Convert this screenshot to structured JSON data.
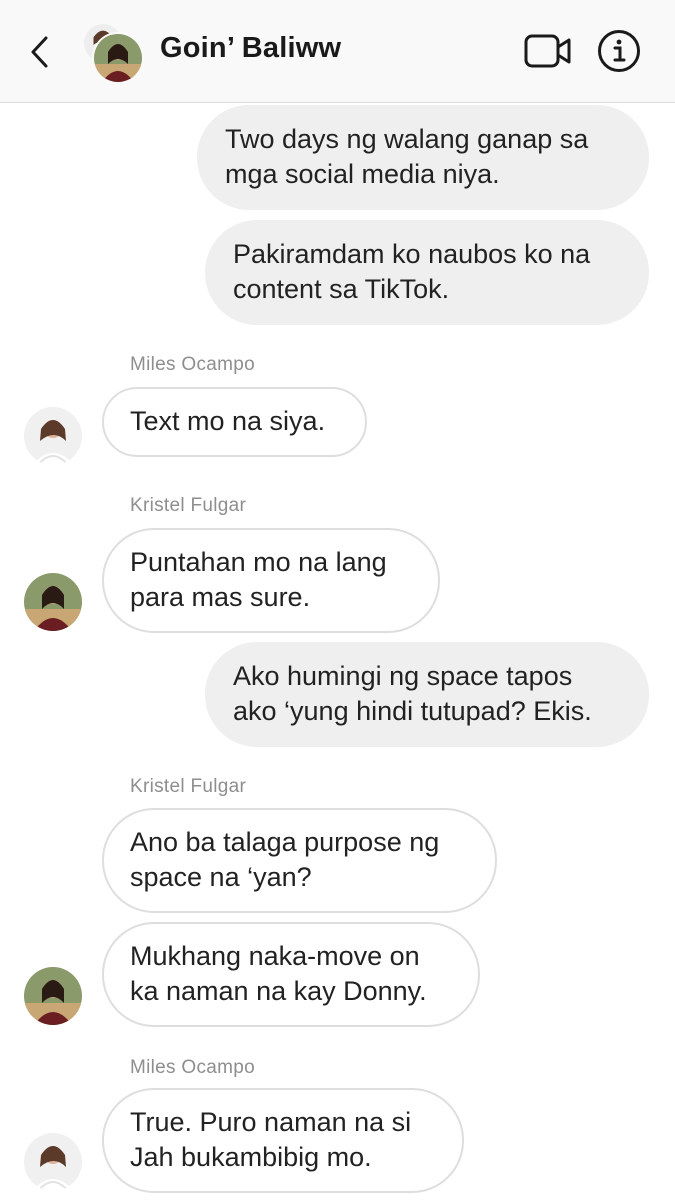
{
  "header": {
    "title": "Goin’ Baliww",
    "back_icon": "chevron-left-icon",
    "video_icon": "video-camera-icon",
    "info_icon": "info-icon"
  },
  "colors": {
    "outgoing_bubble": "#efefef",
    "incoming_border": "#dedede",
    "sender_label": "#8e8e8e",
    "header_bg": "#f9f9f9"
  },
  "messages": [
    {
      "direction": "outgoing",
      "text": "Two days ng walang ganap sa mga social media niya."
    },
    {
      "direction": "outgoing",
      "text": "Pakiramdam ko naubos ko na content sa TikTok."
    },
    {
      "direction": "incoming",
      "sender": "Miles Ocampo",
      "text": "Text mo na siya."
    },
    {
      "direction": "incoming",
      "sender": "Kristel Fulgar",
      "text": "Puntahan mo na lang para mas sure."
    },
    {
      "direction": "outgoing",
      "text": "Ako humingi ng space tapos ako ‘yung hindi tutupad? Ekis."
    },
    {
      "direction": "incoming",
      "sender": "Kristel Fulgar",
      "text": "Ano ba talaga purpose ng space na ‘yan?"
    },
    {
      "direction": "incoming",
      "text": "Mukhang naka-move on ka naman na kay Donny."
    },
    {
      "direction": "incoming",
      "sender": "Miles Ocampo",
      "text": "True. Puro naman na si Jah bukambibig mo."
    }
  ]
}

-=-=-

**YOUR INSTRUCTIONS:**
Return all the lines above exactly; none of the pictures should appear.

**OUTPUT BELOW:**
Convert this screenshot to structured JSON data.
{
  "header": {
    "title": "Goin’ Baliww",
    "back_icon": "chevron-left-icon",
    "video_icon": "video-camera-icon",
    "info_icon": "info-icon"
  },
  "colors": {
    "outgoing_bubble": "#efefef",
    "incoming_border": "#dedede",
    "sender_label": "#8e8e8e",
    "header_bg": "#f9f9f9"
  },
  "messages": [
    {
      "direction": "outgoing",
      "text": "Two days ng walang ganap sa mga social media niya."
    },
    {
      "direction": "outgoing",
      "text": "Pakiramdam ko naubos ko na content sa TikTok."
    },
    {
      "direction": "incoming",
      "sender": "Miles Ocampo",
      "text": "Text mo na siya."
    },
    {
      "direction": "incoming",
      "sender": "Kristel Fulgar",
      "text": "Puntahan mo na lang para mas sure."
    },
    {
      "direction": "outgoing",
      "text": "Ako humingi ng space tapos ako ‘yung hindi tutupad? Ekis."
    },
    {
      "direction": "incoming",
      "sender": "Kristel Fulgar",
      "text": "Ano ba talaga purpose ng space na ‘yan?"
    },
    {
      "direction": "incoming",
      "text": "Mukhang naka-move on ka naman na kay Donny."
    },
    {
      "direction": "incoming",
      "sender": "Miles Ocampo",
      "text": "True. Puro naman na si Jah bukambibig mo."
    }
  ]
}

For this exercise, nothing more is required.